Dataset content |

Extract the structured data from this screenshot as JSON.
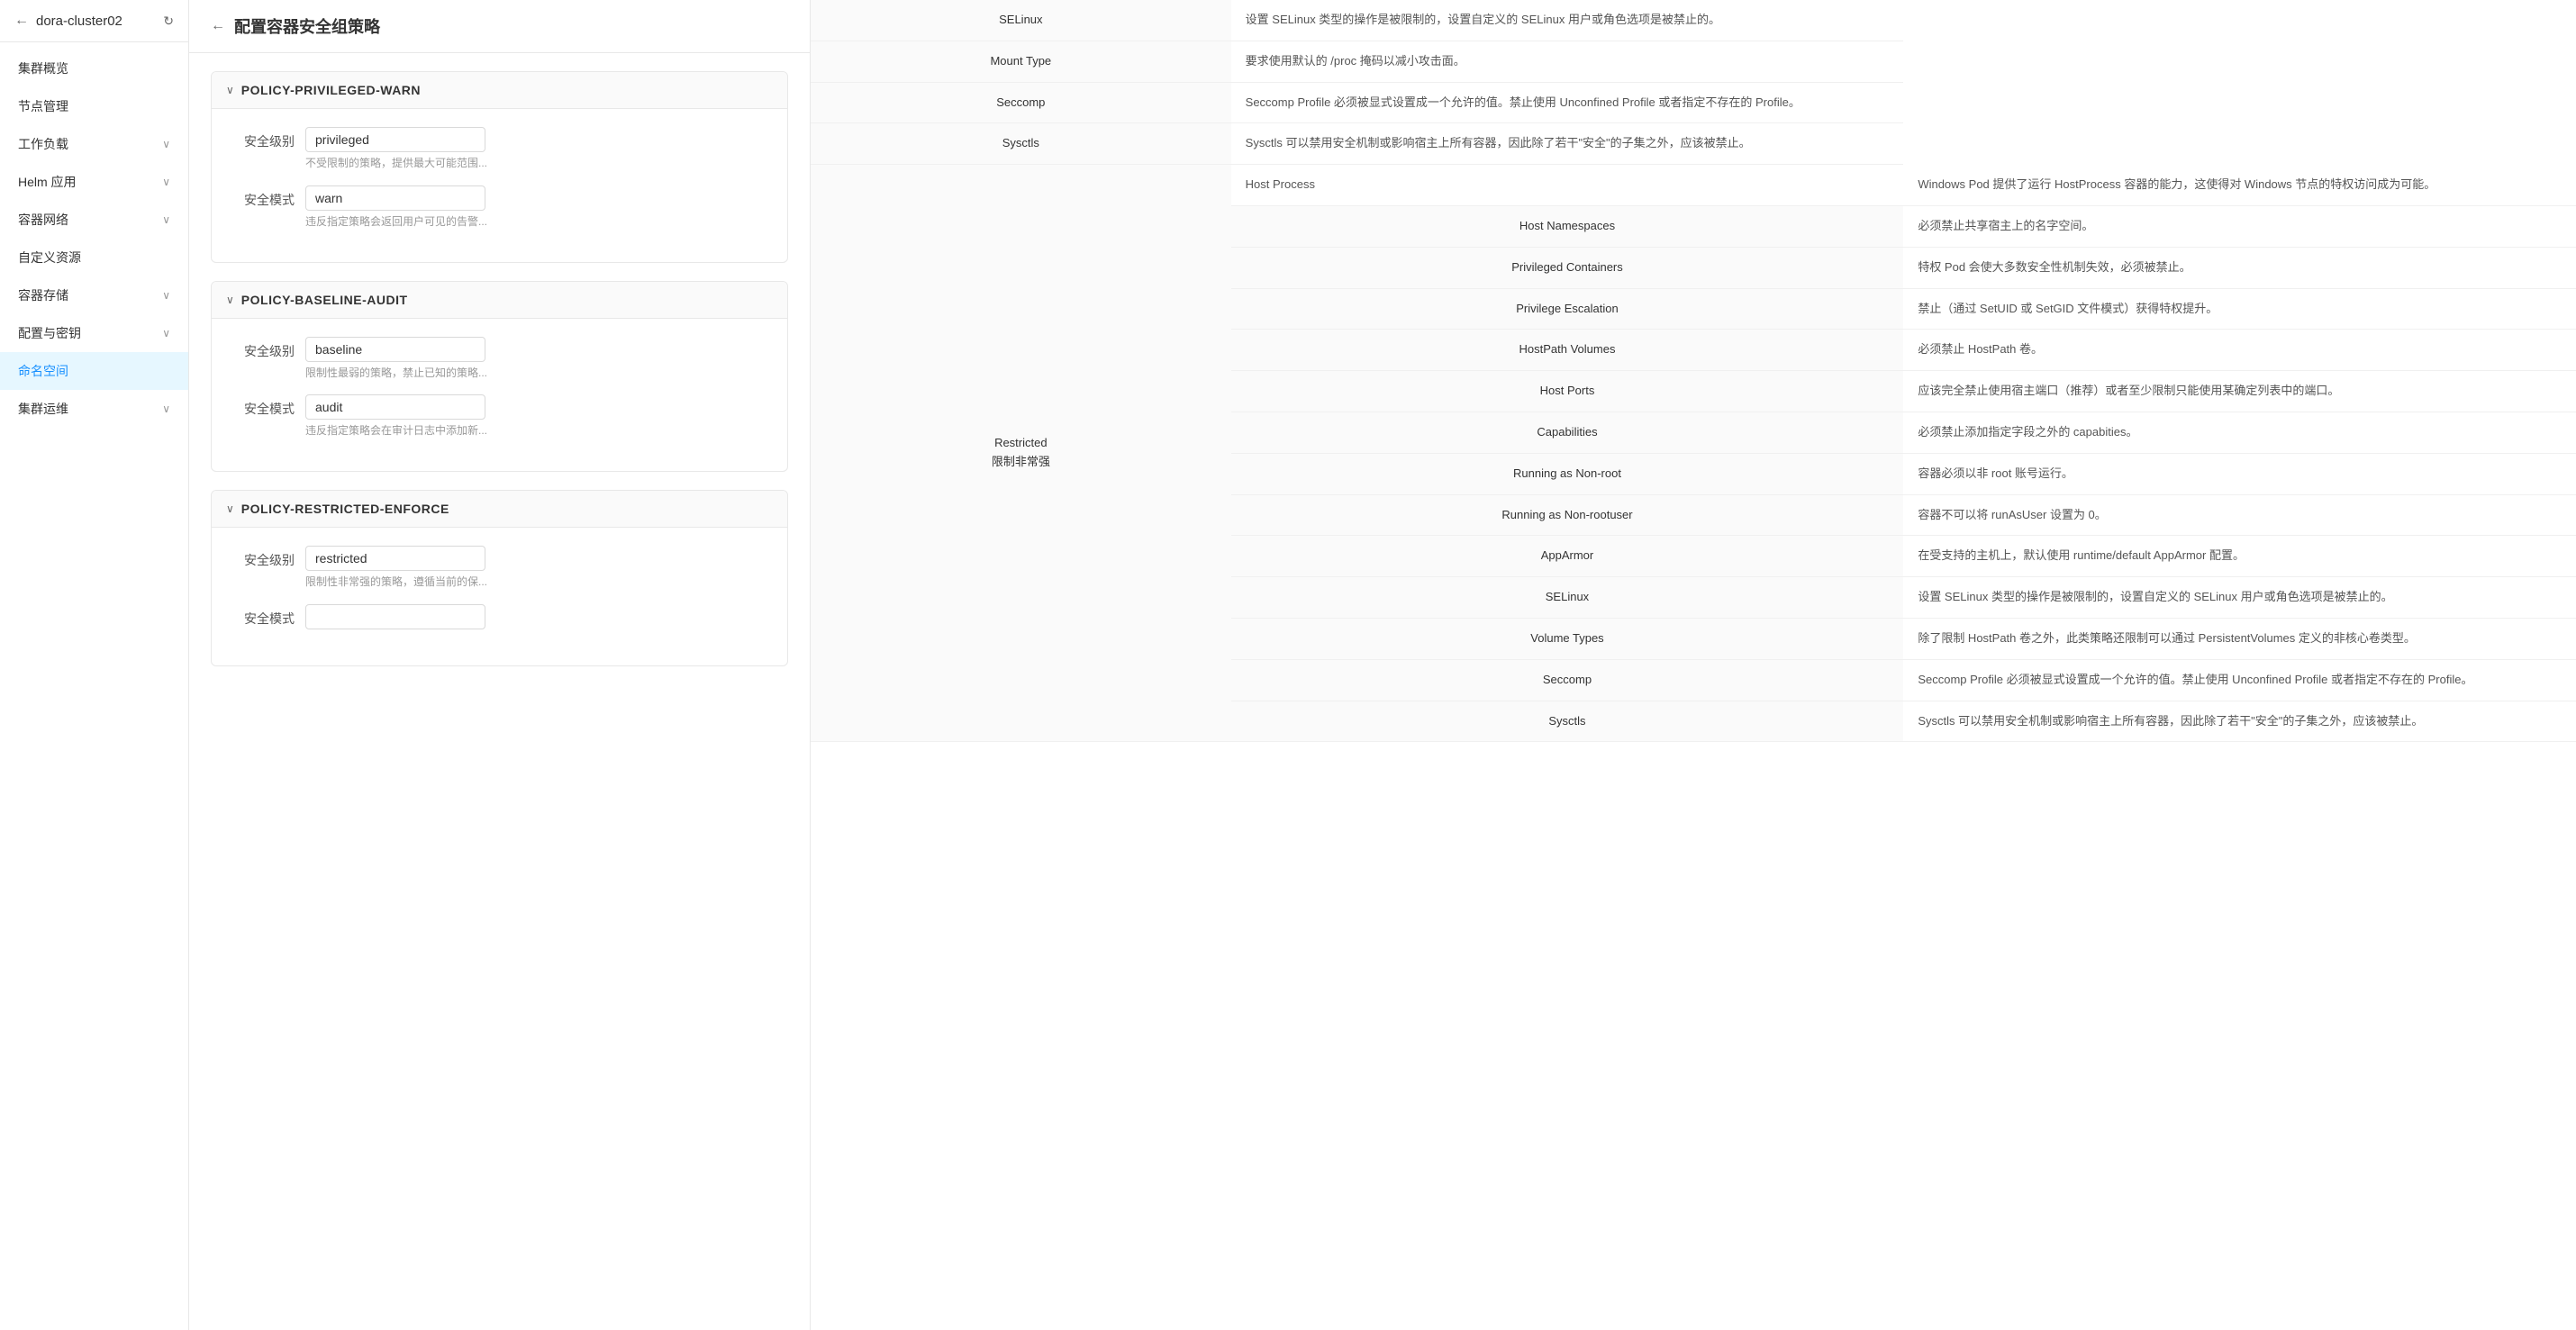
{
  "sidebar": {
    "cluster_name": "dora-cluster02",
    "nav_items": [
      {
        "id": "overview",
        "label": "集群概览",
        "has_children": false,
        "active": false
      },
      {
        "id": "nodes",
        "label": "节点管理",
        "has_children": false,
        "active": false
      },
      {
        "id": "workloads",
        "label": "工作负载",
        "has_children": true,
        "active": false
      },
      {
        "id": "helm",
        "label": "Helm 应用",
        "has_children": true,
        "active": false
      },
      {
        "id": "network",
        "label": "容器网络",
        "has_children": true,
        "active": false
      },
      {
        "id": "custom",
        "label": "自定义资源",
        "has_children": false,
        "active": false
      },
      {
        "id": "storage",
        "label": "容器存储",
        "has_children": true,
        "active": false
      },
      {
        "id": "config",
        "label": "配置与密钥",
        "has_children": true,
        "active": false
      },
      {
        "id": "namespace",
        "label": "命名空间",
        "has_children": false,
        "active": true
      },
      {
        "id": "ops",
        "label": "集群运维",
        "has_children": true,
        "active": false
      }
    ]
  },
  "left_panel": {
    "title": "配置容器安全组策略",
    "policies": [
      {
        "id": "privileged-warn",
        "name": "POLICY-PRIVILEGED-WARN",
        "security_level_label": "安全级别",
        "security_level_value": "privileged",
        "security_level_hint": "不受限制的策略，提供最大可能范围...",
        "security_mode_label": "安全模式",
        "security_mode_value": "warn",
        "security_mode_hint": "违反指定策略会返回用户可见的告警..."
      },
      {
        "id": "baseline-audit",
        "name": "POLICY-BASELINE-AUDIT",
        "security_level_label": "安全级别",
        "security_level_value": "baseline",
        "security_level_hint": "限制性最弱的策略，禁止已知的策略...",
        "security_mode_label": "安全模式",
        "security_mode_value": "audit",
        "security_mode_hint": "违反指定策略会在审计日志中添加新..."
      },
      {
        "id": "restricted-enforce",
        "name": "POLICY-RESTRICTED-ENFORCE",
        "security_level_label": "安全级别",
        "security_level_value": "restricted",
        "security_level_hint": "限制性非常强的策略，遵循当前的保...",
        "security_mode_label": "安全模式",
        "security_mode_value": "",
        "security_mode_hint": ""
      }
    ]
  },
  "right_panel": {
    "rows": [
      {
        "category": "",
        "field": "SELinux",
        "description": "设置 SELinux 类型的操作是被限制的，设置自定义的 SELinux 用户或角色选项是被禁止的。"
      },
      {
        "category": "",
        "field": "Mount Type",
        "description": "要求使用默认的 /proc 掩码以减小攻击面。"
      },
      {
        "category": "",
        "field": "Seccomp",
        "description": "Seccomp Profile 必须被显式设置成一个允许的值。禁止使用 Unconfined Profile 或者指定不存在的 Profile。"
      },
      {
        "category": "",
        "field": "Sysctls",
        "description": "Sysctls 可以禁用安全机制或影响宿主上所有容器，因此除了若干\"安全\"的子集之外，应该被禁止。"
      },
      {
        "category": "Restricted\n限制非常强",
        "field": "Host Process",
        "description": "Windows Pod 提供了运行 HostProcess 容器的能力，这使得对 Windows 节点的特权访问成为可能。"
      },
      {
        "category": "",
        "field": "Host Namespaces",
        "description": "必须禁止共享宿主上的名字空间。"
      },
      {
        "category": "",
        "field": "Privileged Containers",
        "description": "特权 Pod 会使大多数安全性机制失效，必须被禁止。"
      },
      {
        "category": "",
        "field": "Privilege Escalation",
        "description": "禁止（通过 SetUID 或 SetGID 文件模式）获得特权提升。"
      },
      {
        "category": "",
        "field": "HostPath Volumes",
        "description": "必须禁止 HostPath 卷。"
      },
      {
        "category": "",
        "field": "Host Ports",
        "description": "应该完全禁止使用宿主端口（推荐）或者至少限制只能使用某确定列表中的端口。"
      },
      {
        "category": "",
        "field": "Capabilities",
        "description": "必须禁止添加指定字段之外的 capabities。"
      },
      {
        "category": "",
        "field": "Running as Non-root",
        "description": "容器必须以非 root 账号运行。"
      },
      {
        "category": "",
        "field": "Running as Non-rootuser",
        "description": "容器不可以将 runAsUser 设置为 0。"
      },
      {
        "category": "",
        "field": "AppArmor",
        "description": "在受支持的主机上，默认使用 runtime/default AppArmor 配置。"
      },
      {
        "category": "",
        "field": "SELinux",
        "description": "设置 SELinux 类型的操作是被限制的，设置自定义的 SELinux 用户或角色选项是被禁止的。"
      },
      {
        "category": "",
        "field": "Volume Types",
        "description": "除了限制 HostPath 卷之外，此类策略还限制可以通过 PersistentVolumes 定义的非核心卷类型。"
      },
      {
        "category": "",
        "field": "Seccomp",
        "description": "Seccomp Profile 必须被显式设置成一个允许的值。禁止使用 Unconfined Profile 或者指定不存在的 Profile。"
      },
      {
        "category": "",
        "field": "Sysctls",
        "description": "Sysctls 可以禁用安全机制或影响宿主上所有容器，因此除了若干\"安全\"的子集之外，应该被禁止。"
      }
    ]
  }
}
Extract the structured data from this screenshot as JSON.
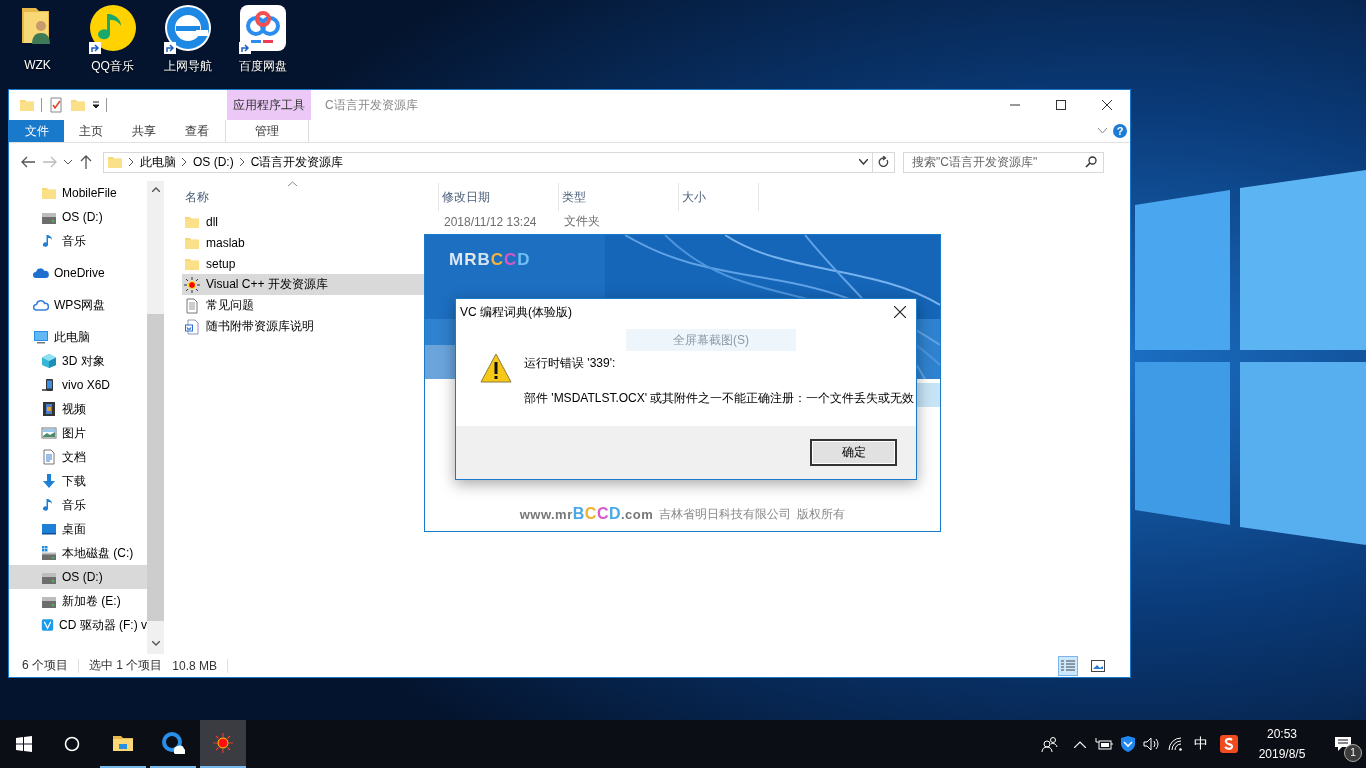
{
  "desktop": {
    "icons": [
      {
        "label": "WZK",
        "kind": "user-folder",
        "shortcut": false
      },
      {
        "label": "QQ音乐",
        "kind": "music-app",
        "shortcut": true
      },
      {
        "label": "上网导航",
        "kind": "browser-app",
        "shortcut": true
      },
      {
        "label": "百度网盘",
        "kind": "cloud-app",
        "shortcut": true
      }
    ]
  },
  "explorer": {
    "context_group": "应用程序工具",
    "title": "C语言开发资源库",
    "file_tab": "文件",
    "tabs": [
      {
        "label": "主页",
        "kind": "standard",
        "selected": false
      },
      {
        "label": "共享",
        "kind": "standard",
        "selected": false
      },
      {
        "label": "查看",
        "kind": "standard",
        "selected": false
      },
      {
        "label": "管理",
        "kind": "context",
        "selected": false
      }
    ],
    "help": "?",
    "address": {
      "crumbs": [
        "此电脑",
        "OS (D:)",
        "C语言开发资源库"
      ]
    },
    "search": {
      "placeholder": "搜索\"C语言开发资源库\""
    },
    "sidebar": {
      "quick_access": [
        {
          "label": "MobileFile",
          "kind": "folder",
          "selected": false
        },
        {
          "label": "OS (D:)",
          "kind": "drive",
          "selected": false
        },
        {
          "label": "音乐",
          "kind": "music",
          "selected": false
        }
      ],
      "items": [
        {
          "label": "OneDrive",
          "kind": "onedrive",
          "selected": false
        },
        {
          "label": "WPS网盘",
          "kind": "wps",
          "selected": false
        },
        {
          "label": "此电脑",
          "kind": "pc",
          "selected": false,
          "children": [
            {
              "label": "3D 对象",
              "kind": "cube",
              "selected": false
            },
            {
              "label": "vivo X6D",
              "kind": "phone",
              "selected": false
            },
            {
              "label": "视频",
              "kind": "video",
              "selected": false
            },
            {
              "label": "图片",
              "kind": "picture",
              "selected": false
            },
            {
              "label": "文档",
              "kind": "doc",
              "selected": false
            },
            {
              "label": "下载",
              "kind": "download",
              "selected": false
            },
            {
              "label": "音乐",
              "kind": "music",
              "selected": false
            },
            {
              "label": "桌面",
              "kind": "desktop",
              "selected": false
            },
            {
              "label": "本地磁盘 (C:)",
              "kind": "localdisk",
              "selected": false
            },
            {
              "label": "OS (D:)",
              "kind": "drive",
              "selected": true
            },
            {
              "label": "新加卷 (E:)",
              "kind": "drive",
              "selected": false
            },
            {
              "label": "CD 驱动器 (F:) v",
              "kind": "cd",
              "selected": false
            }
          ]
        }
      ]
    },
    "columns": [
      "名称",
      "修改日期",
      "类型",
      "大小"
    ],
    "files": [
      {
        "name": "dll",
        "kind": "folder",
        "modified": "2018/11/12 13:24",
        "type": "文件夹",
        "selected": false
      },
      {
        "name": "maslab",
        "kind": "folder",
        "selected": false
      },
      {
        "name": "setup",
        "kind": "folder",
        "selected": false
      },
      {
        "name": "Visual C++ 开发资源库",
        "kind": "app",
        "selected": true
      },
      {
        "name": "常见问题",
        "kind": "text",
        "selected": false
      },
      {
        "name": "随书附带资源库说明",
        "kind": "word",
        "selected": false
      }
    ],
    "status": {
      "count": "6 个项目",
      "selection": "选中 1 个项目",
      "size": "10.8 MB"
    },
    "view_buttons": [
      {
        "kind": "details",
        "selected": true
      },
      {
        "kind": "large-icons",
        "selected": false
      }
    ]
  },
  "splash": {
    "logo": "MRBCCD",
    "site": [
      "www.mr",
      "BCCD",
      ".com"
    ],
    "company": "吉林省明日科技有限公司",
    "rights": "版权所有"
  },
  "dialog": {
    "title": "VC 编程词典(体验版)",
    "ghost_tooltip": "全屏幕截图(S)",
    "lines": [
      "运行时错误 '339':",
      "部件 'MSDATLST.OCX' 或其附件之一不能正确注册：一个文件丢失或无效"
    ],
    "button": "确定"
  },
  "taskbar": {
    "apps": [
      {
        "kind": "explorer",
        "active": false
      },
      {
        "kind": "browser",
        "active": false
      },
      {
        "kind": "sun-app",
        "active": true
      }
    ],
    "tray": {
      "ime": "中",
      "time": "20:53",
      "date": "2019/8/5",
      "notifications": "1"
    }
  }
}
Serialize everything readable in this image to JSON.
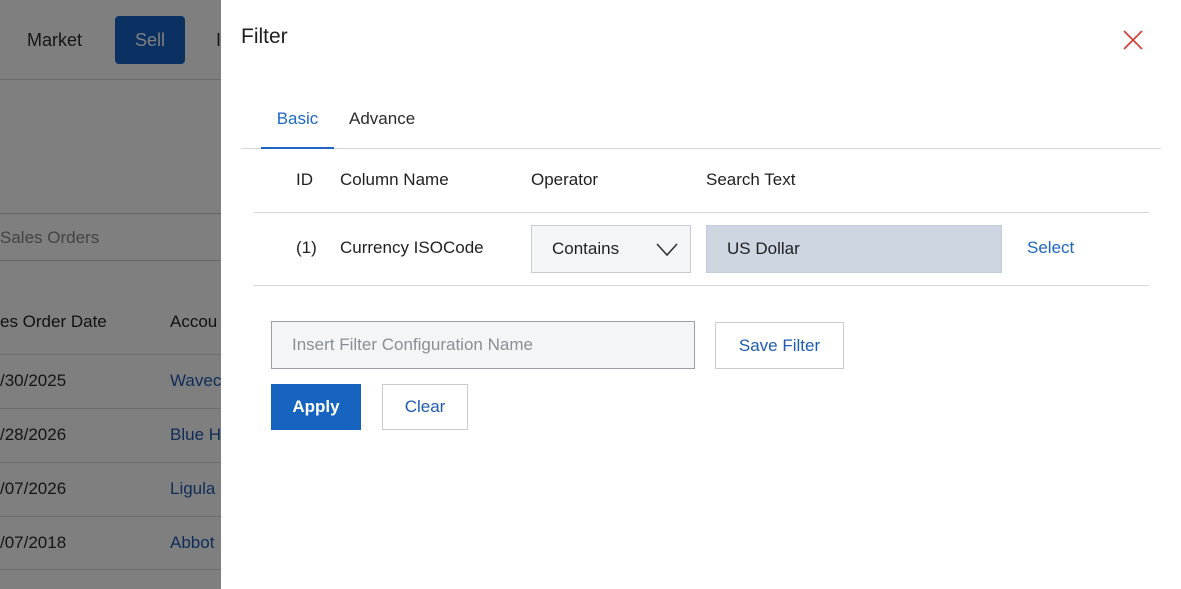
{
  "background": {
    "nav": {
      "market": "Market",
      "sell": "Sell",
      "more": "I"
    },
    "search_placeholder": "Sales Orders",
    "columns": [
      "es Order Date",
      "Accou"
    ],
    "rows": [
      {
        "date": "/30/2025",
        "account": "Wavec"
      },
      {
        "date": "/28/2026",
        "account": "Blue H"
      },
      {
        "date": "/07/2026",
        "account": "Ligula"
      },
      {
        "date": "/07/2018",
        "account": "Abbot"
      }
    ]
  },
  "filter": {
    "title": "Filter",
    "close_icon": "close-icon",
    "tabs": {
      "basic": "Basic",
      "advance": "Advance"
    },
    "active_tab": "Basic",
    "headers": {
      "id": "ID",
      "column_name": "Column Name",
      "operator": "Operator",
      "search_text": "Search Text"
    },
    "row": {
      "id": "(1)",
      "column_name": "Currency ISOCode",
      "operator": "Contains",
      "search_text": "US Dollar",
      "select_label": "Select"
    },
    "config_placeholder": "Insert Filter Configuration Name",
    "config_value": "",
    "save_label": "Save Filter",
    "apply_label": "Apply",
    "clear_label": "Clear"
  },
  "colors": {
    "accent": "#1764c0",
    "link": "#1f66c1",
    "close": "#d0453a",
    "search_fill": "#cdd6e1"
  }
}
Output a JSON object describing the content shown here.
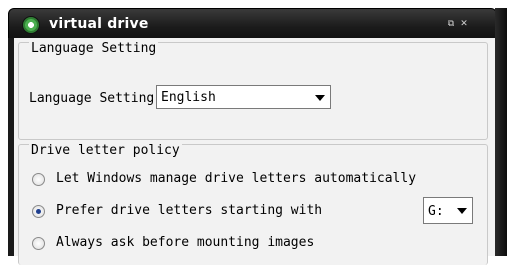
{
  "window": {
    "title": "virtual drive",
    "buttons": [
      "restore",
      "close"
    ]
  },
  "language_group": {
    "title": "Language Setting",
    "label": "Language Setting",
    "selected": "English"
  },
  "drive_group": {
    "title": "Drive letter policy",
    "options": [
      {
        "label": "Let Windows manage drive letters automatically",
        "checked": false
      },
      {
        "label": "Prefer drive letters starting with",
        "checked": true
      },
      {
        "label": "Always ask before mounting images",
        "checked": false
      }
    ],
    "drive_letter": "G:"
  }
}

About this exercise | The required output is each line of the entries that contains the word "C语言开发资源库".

Task solution |
    "title": "C语言开发资源库",
        "C语言开发资源库"
      "placeholder": "搜索\"C语言开发资源库\""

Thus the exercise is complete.